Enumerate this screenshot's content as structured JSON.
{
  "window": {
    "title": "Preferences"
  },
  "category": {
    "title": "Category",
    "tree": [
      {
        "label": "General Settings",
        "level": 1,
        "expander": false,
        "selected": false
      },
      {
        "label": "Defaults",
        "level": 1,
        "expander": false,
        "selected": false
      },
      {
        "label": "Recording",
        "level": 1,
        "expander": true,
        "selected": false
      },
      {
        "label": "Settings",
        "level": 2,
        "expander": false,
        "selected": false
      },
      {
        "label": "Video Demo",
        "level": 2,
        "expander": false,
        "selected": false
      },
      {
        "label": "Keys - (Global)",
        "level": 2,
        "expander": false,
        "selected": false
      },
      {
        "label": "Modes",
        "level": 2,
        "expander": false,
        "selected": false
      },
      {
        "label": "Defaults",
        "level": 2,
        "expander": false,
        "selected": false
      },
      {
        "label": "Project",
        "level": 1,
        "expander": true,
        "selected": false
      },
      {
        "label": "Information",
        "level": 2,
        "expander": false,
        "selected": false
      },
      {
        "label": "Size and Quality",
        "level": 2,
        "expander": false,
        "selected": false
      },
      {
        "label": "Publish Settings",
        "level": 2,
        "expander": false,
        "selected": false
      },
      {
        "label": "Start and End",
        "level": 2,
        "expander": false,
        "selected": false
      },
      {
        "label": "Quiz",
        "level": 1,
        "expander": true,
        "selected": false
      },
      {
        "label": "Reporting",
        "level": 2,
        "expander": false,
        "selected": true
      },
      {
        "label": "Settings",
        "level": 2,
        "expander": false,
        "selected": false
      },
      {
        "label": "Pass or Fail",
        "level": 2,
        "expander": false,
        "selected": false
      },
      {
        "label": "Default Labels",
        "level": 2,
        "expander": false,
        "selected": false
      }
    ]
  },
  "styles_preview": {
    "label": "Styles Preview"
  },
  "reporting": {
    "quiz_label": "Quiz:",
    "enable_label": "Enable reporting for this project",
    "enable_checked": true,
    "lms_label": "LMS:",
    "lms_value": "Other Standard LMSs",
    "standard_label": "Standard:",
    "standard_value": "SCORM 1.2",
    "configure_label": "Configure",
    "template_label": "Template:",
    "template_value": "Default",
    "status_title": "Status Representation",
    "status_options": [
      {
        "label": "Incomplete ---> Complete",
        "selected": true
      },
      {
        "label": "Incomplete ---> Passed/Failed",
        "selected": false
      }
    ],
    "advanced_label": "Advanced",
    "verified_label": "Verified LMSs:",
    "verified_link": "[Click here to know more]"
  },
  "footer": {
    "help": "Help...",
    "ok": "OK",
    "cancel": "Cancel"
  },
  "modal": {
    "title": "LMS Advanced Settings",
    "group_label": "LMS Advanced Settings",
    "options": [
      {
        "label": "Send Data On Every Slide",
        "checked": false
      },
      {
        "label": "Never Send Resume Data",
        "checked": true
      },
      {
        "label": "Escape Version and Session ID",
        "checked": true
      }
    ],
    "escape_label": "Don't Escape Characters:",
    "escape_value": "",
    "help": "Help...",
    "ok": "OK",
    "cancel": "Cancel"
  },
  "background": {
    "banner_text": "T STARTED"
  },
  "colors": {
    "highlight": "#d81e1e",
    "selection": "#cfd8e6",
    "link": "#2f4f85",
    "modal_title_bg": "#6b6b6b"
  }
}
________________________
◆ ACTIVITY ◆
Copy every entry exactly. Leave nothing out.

◆ EXPECTED OUTPUT ◆
Enumerate this screenshot's content as structured JSON.
{
  "window": {
    "title": "Preferences"
  },
  "category": {
    "title": "Category",
    "tree": [
      {
        "label": "General Settings",
        "level": 1,
        "expander": false,
        "selected": false
      },
      {
        "label": "Defaults",
        "level": 1,
        "expander": false,
        "selected": false
      },
      {
        "label": "Recording",
        "level": 1,
        "expander": true,
        "selected": false
      },
      {
        "label": "Settings",
        "level": 2,
        "expander": false,
        "selected": false
      },
      {
        "label": "Video Demo",
        "level": 2,
        "expander": false,
        "selected": false
      },
      {
        "label": "Keys - (Global)",
        "level": 2,
        "expander": false,
        "selected": false
      },
      {
        "label": "Modes",
        "level": 2,
        "expander": false,
        "selected": false
      },
      {
        "label": "Defaults",
        "level": 2,
        "expander": false,
        "selected": false
      },
      {
        "label": "Project",
        "level": 1,
        "expander": true,
        "selected": false
      },
      {
        "label": "Information",
        "level": 2,
        "expander": false,
        "selected": false
      },
      {
        "label": "Size and Quality",
        "level": 2,
        "expander": false,
        "selected": false
      },
      {
        "label": "Publish Settings",
        "level": 2,
        "expander": false,
        "selected": false
      },
      {
        "label": "Start and End",
        "level": 2,
        "expander": false,
        "selected": false
      },
      {
        "label": "Quiz",
        "level": 1,
        "expander": true,
        "selected": false
      },
      {
        "label": "Reporting",
        "level": 2,
        "expander": false,
        "selected": true
      },
      {
        "label": "Settings",
        "level": 2,
        "expander": false,
        "selected": false
      },
      {
        "label": "Pass or Fail",
        "level": 2,
        "expander": false,
        "selected": false
      },
      {
        "label": "Default Labels",
        "level": 2,
        "expander": false,
        "selected": false
      }
    ]
  },
  "styles_preview": {
    "label": "Styles Preview"
  },
  "reporting": {
    "quiz_label": "Quiz:",
    "enable_label": "Enable reporting for this project",
    "enable_checked": true,
    "lms_label": "LMS:",
    "lms_value": "Other Standard LMSs",
    "standard_label": "Standard:",
    "standard_value": "SCORM 1.2",
    "configure_label": "Configure",
    "template_label": "Template:",
    "template_value": "Default",
    "status_title": "Status Representation",
    "status_options": [
      {
        "label": "Incomplete ---> Complete",
        "selected": true
      },
      {
        "label": "Incomplete ---> Passed/Failed",
        "selected": false
      }
    ],
    "advanced_label": "Advanced",
    "verified_label": "Verified LMSs:",
    "verified_link": "[Click here to know more]"
  },
  "footer": {
    "help": "Help...",
    "ok": "OK",
    "cancel": "Cancel"
  },
  "modal": {
    "title": "LMS Advanced Settings",
    "group_label": "LMS Advanced Settings",
    "options": [
      {
        "label": "Send Data On Every Slide",
        "checked": false
      },
      {
        "label": "Never Send Resume Data",
        "checked": true
      },
      {
        "label": "Escape Version and Session ID",
        "checked": true
      }
    ],
    "escape_label": "Don't Escape Characters:",
    "escape_value": "",
    "help": "Help...",
    "ok": "OK",
    "cancel": "Cancel"
  },
  "background": {
    "banner_text": "T STARTED"
  },
  "colors": {
    "highlight": "#d81e1e",
    "selection": "#cfd8e6",
    "link": "#2f4f85",
    "modal_title_bg": "#6b6b6b"
  }
}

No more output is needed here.